What Is Involved With Muscle Pain?
Muscle pain is extremely prominent in today’s society. However, there are various terms to describe issues with the muscular system. Common examples include myofascial pain syndrome, trigger points, hypertonicity, and myositis.
Most people know that their hamstrings are “tight” or that they “hold their stress” in their upper back and neck. However, the majority of the population is unaware of the different ways muscles are involved in their discomfort or why they are involved in the first place. First, it is important to address the different types of pain and injuries that involve the muscular system.
What Are The Causes Of Myofascial Pain Syndrome?
Trauma: Strains, Tears, Bruising, etc
The most obvious example of muscle pain is a direct injury to the muscle itself. These injuries can range from a mild to moderate strain to a full on tearing of the fibers. In addition, blunt trauma can result in bruising and other complications.
Most commonly, people have tender “knots”, or trigger points, within the bellies of the muscle. Trigger points are often tender to the touch and can be a generator of pain. In addition, trigger points can inhibit proper function of a muscle group which can lead to problems in other areas. Current theories suggest that the presence of a trigger point may be indicative of a dysfunctional system. In other words, the trigger point itself is trying to stabilize the area and at times can be a wonderful thing in a poorly functioning system.
Tightness within the fascial system can coexist with other soft tissue problems or be a standalone issue. Fascia is the saran wrap of the muscular system. It overlies each individual muscle and is what truly connects the feet to the head. More and more research is being done on the fascial system and its role in everyday pain.
Trigger Point Pain Referral
Muscle Pain Relief In Chesterfield
At Elite Chiropractic and Performance, treating muscle pain and dysfunction is a crucial component to helping our patients and clients decrease their symptoms and improve their function. As with other conditions, a thorough evaluation is crucial to not only identifying what tissues are involved but also establishing the underlying cause.
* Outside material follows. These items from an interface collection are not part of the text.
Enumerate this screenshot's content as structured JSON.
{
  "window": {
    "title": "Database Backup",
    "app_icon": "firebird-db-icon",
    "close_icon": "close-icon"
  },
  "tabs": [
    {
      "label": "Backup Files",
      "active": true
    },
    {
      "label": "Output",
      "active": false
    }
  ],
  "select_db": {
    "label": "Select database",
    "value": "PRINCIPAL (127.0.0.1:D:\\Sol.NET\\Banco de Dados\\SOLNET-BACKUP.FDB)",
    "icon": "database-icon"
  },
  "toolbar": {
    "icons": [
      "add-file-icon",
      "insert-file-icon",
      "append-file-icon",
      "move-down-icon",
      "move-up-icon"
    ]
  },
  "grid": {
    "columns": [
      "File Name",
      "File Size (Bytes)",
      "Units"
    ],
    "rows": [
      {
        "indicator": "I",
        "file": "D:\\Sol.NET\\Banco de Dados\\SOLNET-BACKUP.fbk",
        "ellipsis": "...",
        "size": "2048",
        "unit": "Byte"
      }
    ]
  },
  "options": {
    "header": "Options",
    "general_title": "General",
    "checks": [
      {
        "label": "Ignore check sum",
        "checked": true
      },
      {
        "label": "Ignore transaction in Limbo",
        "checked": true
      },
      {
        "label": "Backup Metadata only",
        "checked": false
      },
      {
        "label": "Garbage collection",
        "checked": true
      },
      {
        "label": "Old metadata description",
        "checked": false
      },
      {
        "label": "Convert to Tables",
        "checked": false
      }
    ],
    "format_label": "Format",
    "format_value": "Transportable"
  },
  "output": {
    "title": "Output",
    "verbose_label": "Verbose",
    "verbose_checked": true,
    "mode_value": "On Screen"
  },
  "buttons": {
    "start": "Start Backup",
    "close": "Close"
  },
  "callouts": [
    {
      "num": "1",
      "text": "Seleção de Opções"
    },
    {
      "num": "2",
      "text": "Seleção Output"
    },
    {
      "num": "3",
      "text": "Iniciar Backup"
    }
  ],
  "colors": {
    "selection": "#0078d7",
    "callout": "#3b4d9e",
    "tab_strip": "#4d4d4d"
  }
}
These causes may be associated with poor postural habits, bad movement quality and form, and previous injuries. Treatment will vary depending on the injury and can involve pain and swelling control (electrical stimulation, ultrasound, cryotherapy, etc) and/or hands on treatment (myofascial release, instrument assisted mobilization, fascial stripping, cupping). In addition, soft tissue therapy is typically combined with joint manipulation to get the most bang for your buck. Once symptoms and function are improved, a functional rehab program will be implemented to further enhance the individual.